And with a good restaurant/snack bar, new friends, dry weather and amazing surrounding scenery - what more could you ask for?
Yesterday, we went with friends to an island town on TangLangChuan (literally "Praying Mantis River") in the countryside, about an hour's drive away. We had home-cooked banquets with friends of our friends and took a pleasant afternoon walk down the riverside to the enormous DianChi Lake. Then, on to a farm where we pulled up fresh vegetables for the evening meal and annoyed a huge goose.
JD's favourite activity was fishing in the river with his new net. He managed to catch three little minnows. For me, it was nice to spend a little quiet time with the wife, with mobile phones turned off!
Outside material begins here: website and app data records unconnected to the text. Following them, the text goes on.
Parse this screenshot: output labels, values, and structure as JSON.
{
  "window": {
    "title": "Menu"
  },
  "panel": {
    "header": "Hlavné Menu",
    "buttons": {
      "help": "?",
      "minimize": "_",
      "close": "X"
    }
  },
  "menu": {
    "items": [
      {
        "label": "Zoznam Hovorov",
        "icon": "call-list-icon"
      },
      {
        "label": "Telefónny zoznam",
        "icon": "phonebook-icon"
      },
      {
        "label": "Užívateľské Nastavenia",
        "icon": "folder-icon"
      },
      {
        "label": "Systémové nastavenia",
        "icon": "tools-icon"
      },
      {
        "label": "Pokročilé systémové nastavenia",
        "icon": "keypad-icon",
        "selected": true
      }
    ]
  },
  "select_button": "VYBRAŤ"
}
I saw this sign in a public toilet the other day. Apart from the confusion between "sweeping" and "mopping", I was bemused as to why they were asking the toilet-users to do the job. And what does the tagline bottom left mean? ..."Patriotic Health Seven Special Actions"?? What's patriotic about mopping a toilet and what are the other Six Actions?
So a new year starts in China. We celebrated with a big meal (cooked by Jiajia - Ma is "dying with cancer" again i.e. she has a sore throat), a visit from Druncle, and JD's fireworks. This time last year we were returning from our holiday in Vietnam and hearing news of a possible new pandemic in China. How things move on....!
We shared a nice pre-Spring Festival banquet with families of JD's old Kindergarten friends last week. The other fathers got gradually drunker through the evening and were loud and tactile when Jiajia told them I had got my green card ("You are us Chinese", they slurred in broken English, hugging me!).
But towards the end of the meal they insisted on lighting up, as usual, despite me pointing out the very obvious "No Smoking" signs behind them. A fume-filled end to an otherwise lovely get-together.
Past blog entries